Extracted entries START
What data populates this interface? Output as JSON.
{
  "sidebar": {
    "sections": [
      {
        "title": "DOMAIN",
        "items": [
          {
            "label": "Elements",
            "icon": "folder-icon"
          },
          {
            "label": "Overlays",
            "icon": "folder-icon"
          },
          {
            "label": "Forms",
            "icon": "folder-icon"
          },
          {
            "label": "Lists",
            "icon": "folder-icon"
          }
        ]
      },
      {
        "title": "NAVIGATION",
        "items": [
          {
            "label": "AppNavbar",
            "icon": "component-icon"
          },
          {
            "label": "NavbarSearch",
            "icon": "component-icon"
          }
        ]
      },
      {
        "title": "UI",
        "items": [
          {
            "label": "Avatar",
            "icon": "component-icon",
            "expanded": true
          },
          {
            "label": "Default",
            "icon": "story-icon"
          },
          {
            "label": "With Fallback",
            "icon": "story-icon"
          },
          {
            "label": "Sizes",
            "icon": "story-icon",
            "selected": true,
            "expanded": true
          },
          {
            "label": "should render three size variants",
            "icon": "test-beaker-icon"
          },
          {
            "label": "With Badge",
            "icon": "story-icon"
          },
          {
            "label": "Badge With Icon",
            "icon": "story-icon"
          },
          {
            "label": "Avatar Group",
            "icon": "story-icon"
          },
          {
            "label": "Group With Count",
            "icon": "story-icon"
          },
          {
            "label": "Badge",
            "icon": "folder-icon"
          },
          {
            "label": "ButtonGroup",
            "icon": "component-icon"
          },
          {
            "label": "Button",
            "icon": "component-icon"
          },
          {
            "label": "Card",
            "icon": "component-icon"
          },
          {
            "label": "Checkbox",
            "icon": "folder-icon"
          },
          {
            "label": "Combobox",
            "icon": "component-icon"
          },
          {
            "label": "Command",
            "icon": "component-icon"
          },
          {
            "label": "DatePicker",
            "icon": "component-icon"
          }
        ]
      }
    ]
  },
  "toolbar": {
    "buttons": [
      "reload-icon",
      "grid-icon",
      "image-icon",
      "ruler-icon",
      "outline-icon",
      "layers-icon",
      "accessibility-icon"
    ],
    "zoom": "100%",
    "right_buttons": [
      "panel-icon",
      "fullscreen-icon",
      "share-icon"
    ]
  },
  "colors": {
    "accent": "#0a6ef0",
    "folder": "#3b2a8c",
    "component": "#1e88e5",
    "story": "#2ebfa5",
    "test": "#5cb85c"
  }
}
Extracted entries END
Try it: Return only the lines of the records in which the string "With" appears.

Solution to this task:
            "label": "With Fallback",
            "label": "With Badge",
            "label": "Badge With Icon",
            "label": "Group With Count",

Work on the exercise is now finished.